By Tom & Mary High of Rocky Mountain Scrimshaw
There was a gentle rain falling that turned the April spring mountains into a fresh silent evening. I sat with my recurve bow six feet high on the limb of a pine tree, patiently waiting for the bear that had been feeding on my month-old donuts and pastries from the Spud Nut Bakery. He appeared silently as a ghost from my right side, walking and then spotting me as he hit my scent trail. He then followed the scent up the limb and stood sniffing looking up not a foot away from my feet. He decided there was no danger and dropped to the ground to enjoy the donuts that were left at the bait pile. He was a beautiful red bear, his coat glistening from the rain drops. Soon the hair on my neck settled down and I came to full draw. The wood shaft disappeared behind his shoulder and with a loud bawl he was gone!

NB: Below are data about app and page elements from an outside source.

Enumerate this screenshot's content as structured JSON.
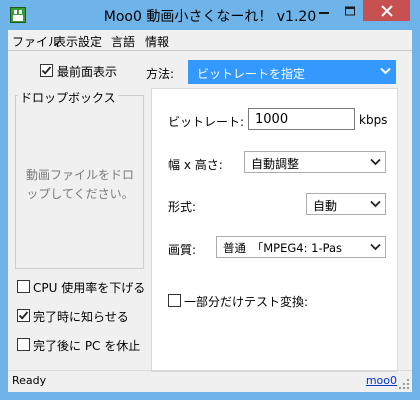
{
  "window": {
    "title": "Moo0 動画小さくなーれ！ v1.20",
    "accent_color": "#6fb4e8",
    "close_color": "#c75050"
  },
  "menu": {
    "items": [
      "ファイル",
      "表示設定",
      "言語",
      "情報"
    ]
  },
  "left": {
    "always_on_top": {
      "label": "最前面表示",
      "checked": true
    },
    "dropbox": {
      "title": "ドロップボックス",
      "text_line1": "動画ファイルをドロ",
      "text_line2": "ップしてください。"
    },
    "options": [
      {
        "label": "CPU 使用率を下げる",
        "checked": false
      },
      {
        "label": "完了時に知らせる",
        "checked": true
      },
      {
        "label": "完了後に PC を休止",
        "checked": false
      }
    ]
  },
  "method": {
    "label": "方法:",
    "value": "ビットレートを指定",
    "highlight_color": "#3399ff"
  },
  "settings": {
    "bitrate_label": "ビットレート:",
    "bitrate_value": "1000",
    "bitrate_unit": "kbps",
    "size_label": "幅 x 高さ:",
    "size_value": "自動調整",
    "format_label": "形式:",
    "format_value": "自動",
    "quality_label": "画質:",
    "quality_value": "普通　「MPEG4: 1-Pas",
    "partial_test_label": "一部分だけテスト変換:",
    "partial_test_checked": false
  },
  "status": {
    "text": "Ready",
    "link": "moo0"
  }
}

He was the largest Colorado bear I had taken during Colorado Spring bear hunting season, back when we could legally bait bears. Every time I look back at the claw necklace I made my wife, I remember what a great hunt that had been and how my heart pounded as that bruin looked up at me in that tree stand.
We often get questions asking what can be done with the claws and canines from a trophy taken and how to properly take care of them so they will last for many years. There are a few steps needed to properly remove the claw and care for them. When done right, you will have a beautiful keepsake to wear, and remember from that exciting hunt. If taken care of these mementos can last a lifetime. I’ve spent the last 50 years making jewelry from claws and teeth.
Remember, the choice claws are on the front two paws. They are the longest and usually in the best shape.
1. To remove the claw, cut the hide on each side of the claw and cut ABOVE the toe pad. This can be done with tin snips.
2. Dry them out by keeping them in a container of salt for a week or two (this same process can be applied to claws that were frozen~ you want them to thaw and dry out.)
3. If you cut the claws on top of the toe pad you will lose 1-1 ½” of length from your claw. We prefer to clean and remove the hair for our customers.
4. Do not boil! Boiling claws will remove them from their core and crack and damage them.
Remember your taxidermists can remove and replace the front claws with replicas before the tanning process and you will not only have a great mount, but a nice piece of jewelry for keepsake.
For future care of a claw pendant, do not wear it in any water (shower, swimming, etc.). Do not leave in direct sunlight (on a dresser or hanging from your car mirror or on the dash.) Claws are a natural product, not much different that the material of a human fingernail, and water and sunlight can damage them.
We often get requests for cast silver caps that people can put on their own claw. The problem with this is that claws are different and unique so no single cap will fit properly. So we had built all our caps to each individual claw~ bear or lion. Do not forget about the canines, as they can be properly prepared and capped and scrimshawed (hand engraved) if they are not cracked. They make really nice one of a kind jewelry.
2017 makes 50 years of working in bear or lion claws & canines, elk and wildlife jewelry in the mountains of colorful Colorado. It’s our passion and we love it.
You can contact Tom and Mary High at 719-589-2108 or through their website at www.rockymountainscrimshaw.com